    During his rest a group of Urdunan hunters came upon the great Blackforge and stone by stone they carried it away. When Brakah awoke he was furious that his gift for the Drakher was missing. Turning to the earthen stone about him he questioned, "Where has my gift been taken?"
    But the earthen stone had been persuaded by the dwarven gods to remain silent. So Brakah turned to the stale drafts of the Underhalls and questioned, "Who has taken my great gift?"
    But the drafts of the Underhalls drifted away and would not reply to the Great Earth Mason.
    Angered and enraged, Brakah turned to the spirits that served him and dwelled in the earth and asked, "Where has my gift been taken?" But the stone of the earth kept the spirits from answering.
    Furious, Brakah took hold of the earth and shook it violently. The earth groaned in agony, twisted in torture, rolled in pain, and crumbled beneath the tempest of the Earth Mason until the dwarven gods, feeling the earth become sand in their hands, lost hold of the earth's tongue and then Brakah knew where the Blackforge had been taken.
    Reaching through the stone of the earth, Brakah found the city where the Blackforge had been taken and smote their hearts into stone so that every dwarf of that city was instantly struck dead. Having taken his gift from the silent dwarven stronghold, he cursed the dwarven people so that their magic was tainted and impossible to use. Then, departing from the dwarven city, Brakah bestowed his Blackforge to the Drakher and warned them to never let it fall into the hands of the dwarves.
    The dwarven gods took pity upon their ravaged people and raised the dwarven city from the dead, but their could not remake their hearts from stone to flesh again. The heartless dwarves fled to other peoples lands and took with them the curse of tainted magic. It is said that as time went by, the curse spread to all dwarven people and became dilute, making it so that their magic would only work sometimes when called upon and other times it would not work at all. Further, it is said that the heartless dwarves, without a heart, became filled with cold evil and that their first few generations were of an evil blood. The Drakher believe that these evil dwarves became what are today known as the Urdain, the evil dwarven race with whom the Drakher and Urdunan make war upon.
    In retribution, the dwarven gods forged a great wall of gems and, while Brakah slept after having recovered his prize, they sealed off the entrance to his lair at the center of the earth so that he could not travel freely forth to be among the Drakher. Brakah, unable to find a way from his prison, bespoke to the earthen spirits once more and bade them carry his message to the Drakher. The earthen spirits took pity, feared the Great Mason's wrath, and carried his message to the Dura of the Drakher, who then told the message to the Drakher. As the message gained momentum a priesthood was formed to preach Brakah's words to all Drakher until He Who Waits is freed from his lair at the center of the earth.

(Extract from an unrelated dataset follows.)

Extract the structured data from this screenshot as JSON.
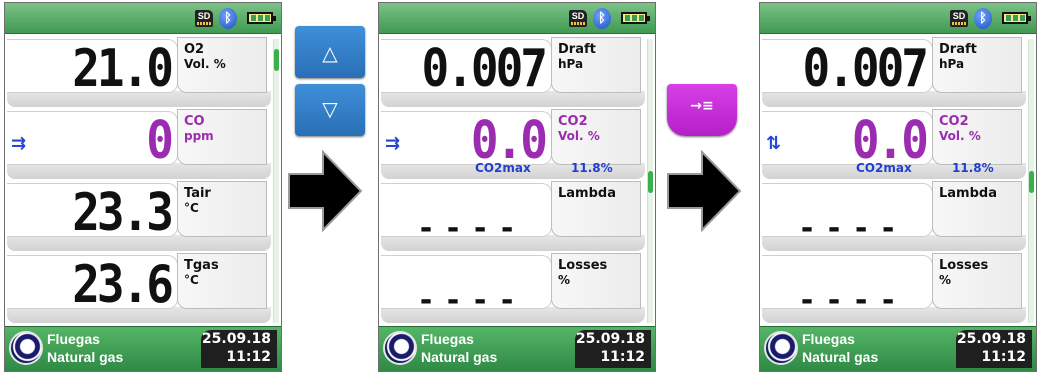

Variants and Resources
Drakher Player Characters
Brakah, God of the Drakher
The Blackforge